◆ AIM OF THE TASK
The word "CABIN" may appear in some lines of the data; copy every such line.

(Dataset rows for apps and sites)
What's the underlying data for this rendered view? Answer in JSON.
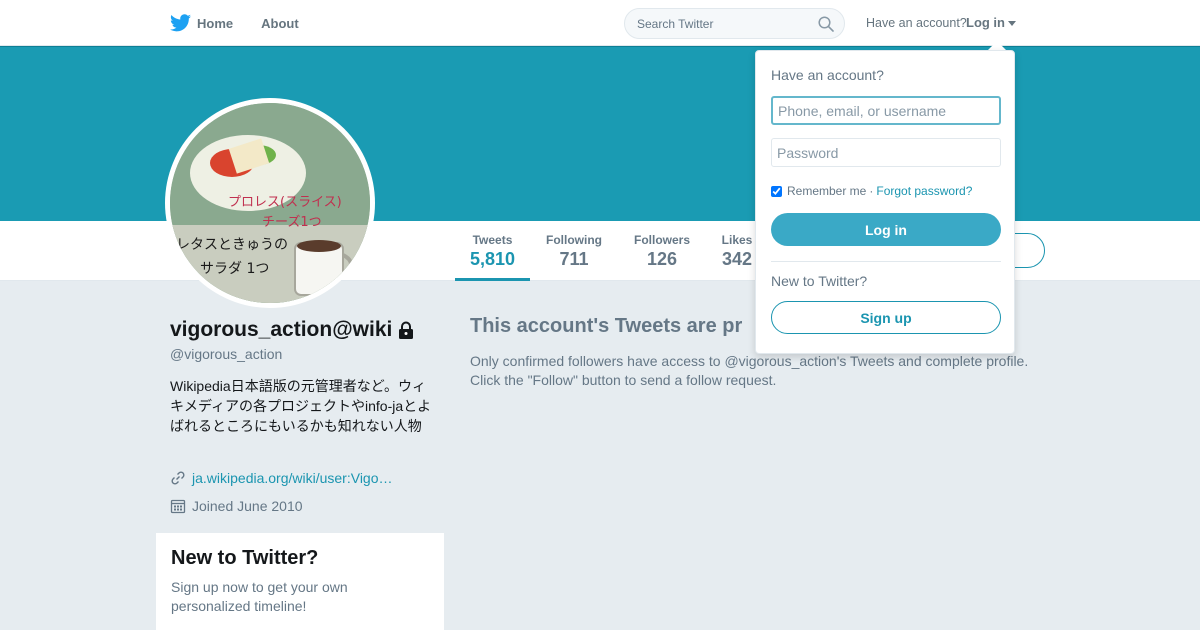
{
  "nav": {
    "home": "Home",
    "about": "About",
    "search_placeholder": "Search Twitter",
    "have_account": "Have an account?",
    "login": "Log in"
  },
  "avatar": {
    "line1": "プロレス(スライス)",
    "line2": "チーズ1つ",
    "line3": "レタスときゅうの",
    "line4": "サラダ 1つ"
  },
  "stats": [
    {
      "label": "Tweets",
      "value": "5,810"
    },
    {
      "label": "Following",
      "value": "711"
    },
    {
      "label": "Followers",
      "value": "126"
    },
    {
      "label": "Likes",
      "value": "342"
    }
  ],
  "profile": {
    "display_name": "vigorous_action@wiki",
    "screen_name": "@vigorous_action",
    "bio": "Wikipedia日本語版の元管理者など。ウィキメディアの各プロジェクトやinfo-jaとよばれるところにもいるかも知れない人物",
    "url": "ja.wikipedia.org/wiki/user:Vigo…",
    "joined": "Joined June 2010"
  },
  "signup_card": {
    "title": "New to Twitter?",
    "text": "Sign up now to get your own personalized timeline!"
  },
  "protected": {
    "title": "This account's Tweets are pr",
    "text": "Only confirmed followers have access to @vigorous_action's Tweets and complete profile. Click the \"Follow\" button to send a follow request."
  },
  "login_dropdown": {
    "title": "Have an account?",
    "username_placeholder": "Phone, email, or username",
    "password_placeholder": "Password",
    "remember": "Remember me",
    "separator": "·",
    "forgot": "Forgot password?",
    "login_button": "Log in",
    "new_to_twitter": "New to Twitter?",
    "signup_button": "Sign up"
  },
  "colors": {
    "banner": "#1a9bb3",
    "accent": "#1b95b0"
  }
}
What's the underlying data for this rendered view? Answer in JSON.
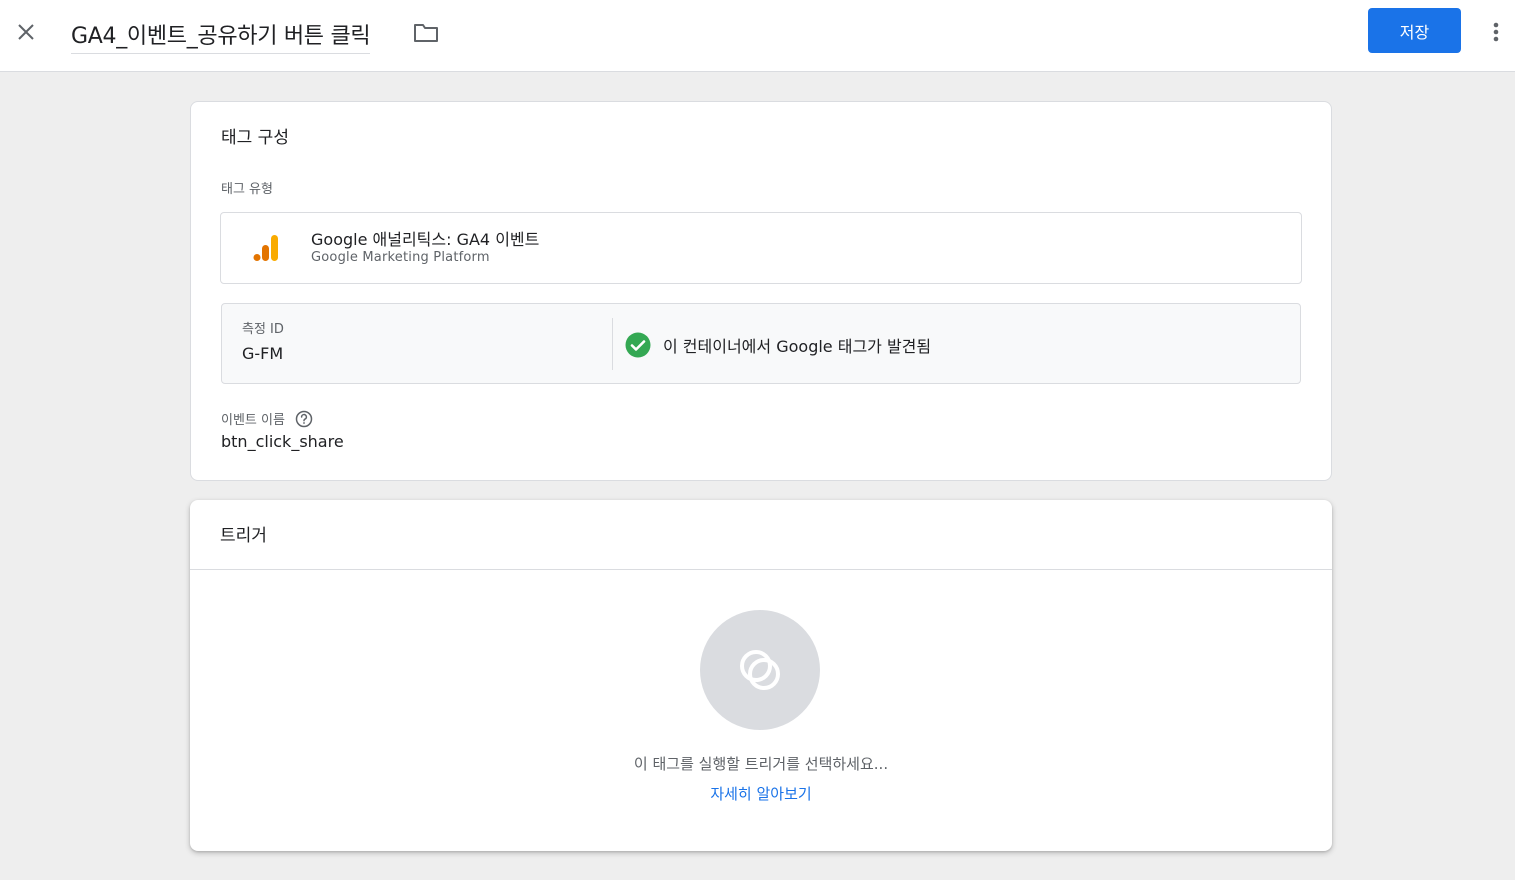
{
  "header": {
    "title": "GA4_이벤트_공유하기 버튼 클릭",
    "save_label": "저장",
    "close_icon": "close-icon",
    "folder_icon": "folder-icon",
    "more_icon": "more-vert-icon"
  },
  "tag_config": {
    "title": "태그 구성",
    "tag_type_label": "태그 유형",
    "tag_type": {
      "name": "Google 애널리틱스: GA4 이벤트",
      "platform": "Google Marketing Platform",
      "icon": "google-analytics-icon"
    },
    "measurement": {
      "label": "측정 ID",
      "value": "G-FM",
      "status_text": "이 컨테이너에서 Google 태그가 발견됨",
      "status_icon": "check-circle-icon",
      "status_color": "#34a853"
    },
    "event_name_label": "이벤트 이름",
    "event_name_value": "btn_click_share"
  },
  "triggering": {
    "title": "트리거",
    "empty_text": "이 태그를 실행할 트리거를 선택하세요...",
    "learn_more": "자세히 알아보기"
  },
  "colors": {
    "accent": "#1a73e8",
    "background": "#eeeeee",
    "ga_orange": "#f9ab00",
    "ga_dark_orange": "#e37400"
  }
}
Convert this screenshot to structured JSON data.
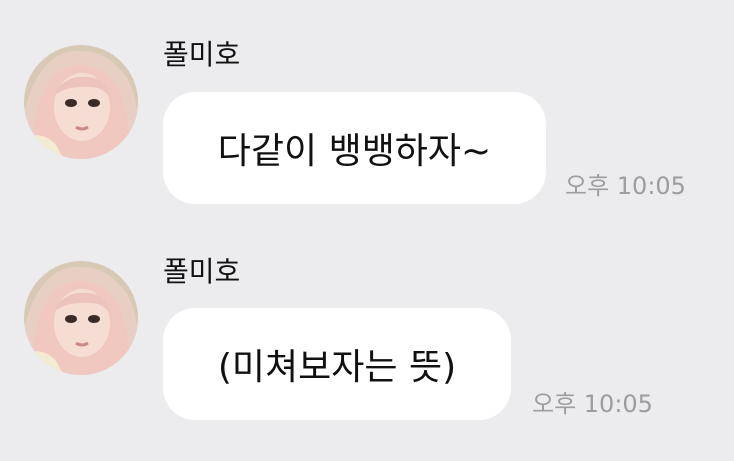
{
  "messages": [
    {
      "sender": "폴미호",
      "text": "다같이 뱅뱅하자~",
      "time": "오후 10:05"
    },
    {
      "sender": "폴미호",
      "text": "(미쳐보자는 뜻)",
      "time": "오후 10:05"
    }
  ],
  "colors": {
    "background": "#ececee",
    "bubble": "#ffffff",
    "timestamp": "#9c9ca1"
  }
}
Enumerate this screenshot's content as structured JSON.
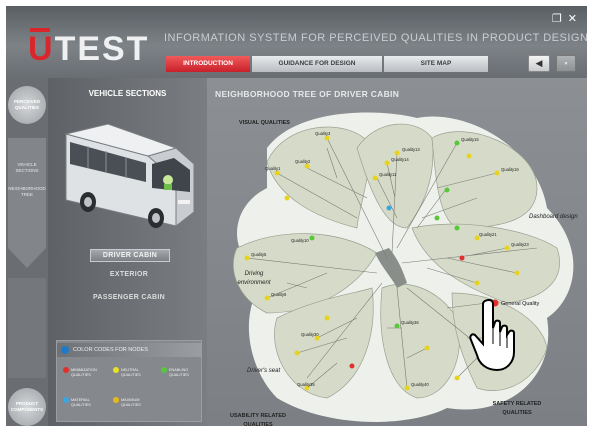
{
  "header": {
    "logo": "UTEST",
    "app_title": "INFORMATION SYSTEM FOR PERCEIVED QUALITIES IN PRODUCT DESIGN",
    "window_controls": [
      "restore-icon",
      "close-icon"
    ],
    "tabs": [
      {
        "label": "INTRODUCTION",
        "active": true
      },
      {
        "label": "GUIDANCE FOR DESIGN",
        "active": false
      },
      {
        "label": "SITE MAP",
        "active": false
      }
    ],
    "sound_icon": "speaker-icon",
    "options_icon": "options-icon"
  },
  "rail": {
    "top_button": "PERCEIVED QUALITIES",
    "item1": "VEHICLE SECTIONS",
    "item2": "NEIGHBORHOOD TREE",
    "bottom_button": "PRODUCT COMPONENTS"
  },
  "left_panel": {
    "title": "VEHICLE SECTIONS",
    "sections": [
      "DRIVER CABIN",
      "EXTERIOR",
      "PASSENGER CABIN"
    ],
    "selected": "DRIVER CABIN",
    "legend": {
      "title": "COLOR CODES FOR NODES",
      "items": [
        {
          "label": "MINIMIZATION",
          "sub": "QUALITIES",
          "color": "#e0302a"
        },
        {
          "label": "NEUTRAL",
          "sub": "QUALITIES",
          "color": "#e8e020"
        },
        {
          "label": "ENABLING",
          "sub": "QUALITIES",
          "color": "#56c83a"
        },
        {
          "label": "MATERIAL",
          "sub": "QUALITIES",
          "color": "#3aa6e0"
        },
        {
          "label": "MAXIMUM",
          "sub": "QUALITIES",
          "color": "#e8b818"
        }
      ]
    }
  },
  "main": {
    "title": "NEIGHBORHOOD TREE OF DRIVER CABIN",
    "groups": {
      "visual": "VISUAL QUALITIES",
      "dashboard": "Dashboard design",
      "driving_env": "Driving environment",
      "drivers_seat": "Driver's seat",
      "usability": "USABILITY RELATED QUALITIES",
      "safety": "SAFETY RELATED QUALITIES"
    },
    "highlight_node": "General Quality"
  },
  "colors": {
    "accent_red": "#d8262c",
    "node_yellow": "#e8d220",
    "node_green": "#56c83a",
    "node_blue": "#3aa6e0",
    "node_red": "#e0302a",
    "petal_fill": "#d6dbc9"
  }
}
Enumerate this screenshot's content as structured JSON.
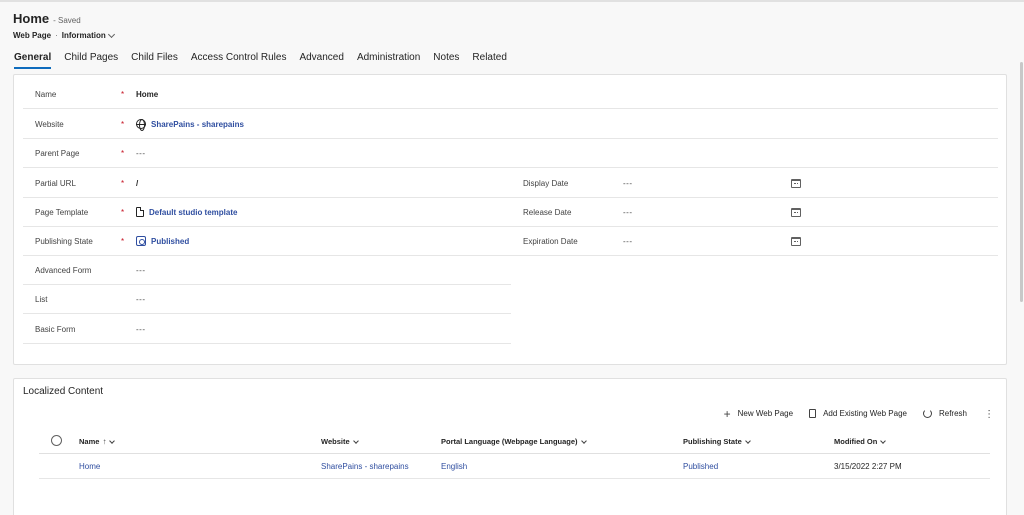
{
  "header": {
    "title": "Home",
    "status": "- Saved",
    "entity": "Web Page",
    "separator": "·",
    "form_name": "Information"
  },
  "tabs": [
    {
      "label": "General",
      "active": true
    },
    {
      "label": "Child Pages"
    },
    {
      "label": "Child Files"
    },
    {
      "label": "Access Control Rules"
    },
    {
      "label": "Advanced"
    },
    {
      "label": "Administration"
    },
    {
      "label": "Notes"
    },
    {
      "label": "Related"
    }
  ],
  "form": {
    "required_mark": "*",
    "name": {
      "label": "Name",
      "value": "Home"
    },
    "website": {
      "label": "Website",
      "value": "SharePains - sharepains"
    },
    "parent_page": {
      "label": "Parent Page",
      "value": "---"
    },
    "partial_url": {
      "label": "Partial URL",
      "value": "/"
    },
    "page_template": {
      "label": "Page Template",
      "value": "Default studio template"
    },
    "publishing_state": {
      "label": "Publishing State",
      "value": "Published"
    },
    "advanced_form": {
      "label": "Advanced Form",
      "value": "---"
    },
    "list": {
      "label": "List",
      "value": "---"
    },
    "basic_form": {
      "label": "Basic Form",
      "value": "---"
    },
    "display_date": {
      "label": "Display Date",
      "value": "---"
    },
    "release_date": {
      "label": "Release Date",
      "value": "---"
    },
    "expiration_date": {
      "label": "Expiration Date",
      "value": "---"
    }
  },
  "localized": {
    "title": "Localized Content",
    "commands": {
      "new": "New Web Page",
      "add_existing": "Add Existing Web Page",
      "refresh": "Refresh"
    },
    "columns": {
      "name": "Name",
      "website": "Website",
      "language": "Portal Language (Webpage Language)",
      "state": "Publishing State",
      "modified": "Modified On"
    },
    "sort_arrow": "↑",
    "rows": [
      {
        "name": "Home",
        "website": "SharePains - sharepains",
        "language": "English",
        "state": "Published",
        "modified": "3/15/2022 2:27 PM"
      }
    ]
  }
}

◆ YOUR RESPONSE
      "DRIVER CABIN",
      "PASSENGER CABIN"
    "selected": "DRIVER CABIN",
    "title": "NEIGHBORHOOD TREE OF DRIVER CABIN",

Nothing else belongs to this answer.